The epigraph that begins this post also begins bell hooks’ Teaching Community: A Pedagogy of Hope. While I believe my own engaging in hopefulness can dangerously teeter on the thin edge of so much privilege, I nonetheless indulge in it here as a way to encourage all of us to do the heavy work invoked by the notion of creating community. hooks points out that “many of our students come to our classrooms believing that real brilliance is revealed by the will to disconnect and disassociate. They see this state as crucial to the maintenance of objectivism” (180). With this belief already at work, the task of connection, of community building has yet another facet of our own making to examine. But, hooks reminds us that “when as teachers we create a sense of the sacred [community] simply by the way we arrange the classroom, by the manner in which we teach, we affirm to our students that academic brilliance is not enhanced by disconnection” (180). This is an important reminder for instructors as well; wholeness is a key to continuing our work at the high levels we wish to maintain.
hooks also draws on the words of another inspiring teacher and writer, Parker Palmer.
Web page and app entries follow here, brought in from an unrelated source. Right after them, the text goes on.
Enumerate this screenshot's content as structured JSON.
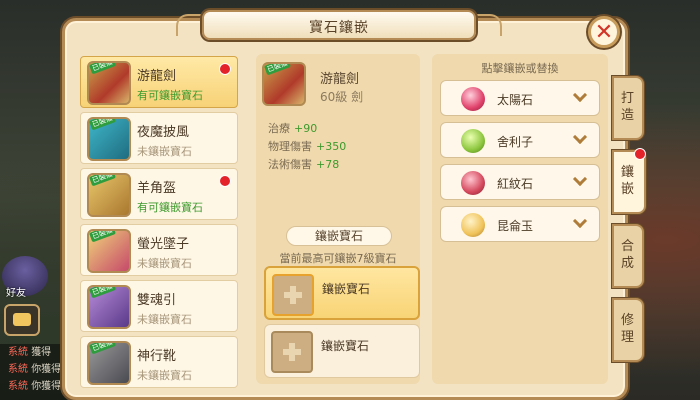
{
  "window": {
    "title": "寶石鑲嵌",
    "close_icon": "close-icon"
  },
  "items": [
    {
      "name": "游龍劍",
      "status": "有可鑲嵌寶石",
      "tag": "已裝備",
      "has_gem": true,
      "alert": true,
      "selected": true,
      "icon": "sword-icon"
    },
    {
      "name": "夜魔披風",
      "status": "未鑲嵌寶石",
      "tag": "已裝備",
      "has_gem": false,
      "alert": false,
      "selected": false,
      "icon": "cloak-icon"
    },
    {
      "name": "羊角盔",
      "status": "有可鑲嵌寶石",
      "tag": "已裝備",
      "has_gem": true,
      "alert": true,
      "selected": false,
      "icon": "helmet-icon"
    },
    {
      "name": "螢光墜子",
      "status": "未鑲嵌寶石",
      "tag": "已裝備",
      "has_gem": false,
      "alert": false,
      "selected": false,
      "icon": "pendant-icon"
    },
    {
      "name": "雙魂引",
      "status": "未鑲嵌寶石",
      "tag": "已裝備",
      "has_gem": false,
      "alert": false,
      "selected": false,
      "icon": "bracer-icon"
    },
    {
      "name": "神行靴",
      "status": "未鑲嵌寶石",
      "tag": "已裝備",
      "has_gem": false,
      "alert": false,
      "selected": false,
      "icon": "boots-icon"
    }
  ],
  "detail": {
    "name": "游龍劍",
    "level": "60級 劍",
    "tag": "已裝備",
    "stats": [
      {
        "label": "治療",
        "value": "+90"
      },
      {
        "label": "物理傷害",
        "value": "+350"
      },
      {
        "label": "法術傷害",
        "value": "+78"
      }
    ],
    "gem_header": "鑲嵌寶石",
    "gem_note": "當前最高可鑲嵌7級寶石",
    "slots": [
      {
        "label": "鑲嵌寶石",
        "active": true
      },
      {
        "label": "鑲嵌寶石",
        "active": false
      }
    ]
  },
  "gems": {
    "header": "點擊鑲嵌或替換",
    "list": [
      {
        "name": "太陽石",
        "color": "#e0416b",
        "icon": "sun-stone-icon"
      },
      {
        "name": "舍利子",
        "color": "#8cc63e",
        "icon": "relic-icon"
      },
      {
        "name": "紅紋石",
        "color": "#d4475c",
        "icon": "red-stone-icon"
      },
      {
        "name": "昆侖玉",
        "color": "#f0c35a",
        "icon": "jade-icon"
      }
    ]
  },
  "tabs": [
    {
      "label": "打造",
      "active": false,
      "alert": false
    },
    {
      "label": "鑲嵌",
      "active": true,
      "alert": true
    },
    {
      "label": "合成",
      "active": false,
      "alert": false
    },
    {
      "label": "修理",
      "active": false,
      "alert": false
    }
  ],
  "background": {
    "friend_label": "好友",
    "chat_lines": [
      {
        "tag": "系統",
        "text": "獲得"
      },
      {
        "tag": "系統",
        "text": "你獲得"
      },
      {
        "tag": "系統",
        "text": "你獲得"
      }
    ]
  },
  "colors": {
    "alert_red": "#e4222a",
    "stat_green": "#3e9a2d",
    "panel_bg": "#f3e3c3",
    "selected_gold": "#f7d277"
  }
}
She includes, “Education is about healing and wholeness. It is about empowerment, liberation, transcendence, and our renewing the vitality of life. It is about finding and claiming ourselves and our place in the world” (179). Palmer’s description of education here relies on all of us to be both teacher and student. It is also the closest I have come yet, to finding the essence of what I believe is the definition of community at this moment in history at a Jesuit University.
We at the Reinert Center will continue to look for ways to develop Community throughout the rest of the fall semester and into the spring. We invite you to join us in this endeavor. New resources are added frequently to our website including inclusive teaching resources [LINK] and instructional continuity resources [LINK]. Please visit our events page for the most current list of upcoming programming, as well [LINK].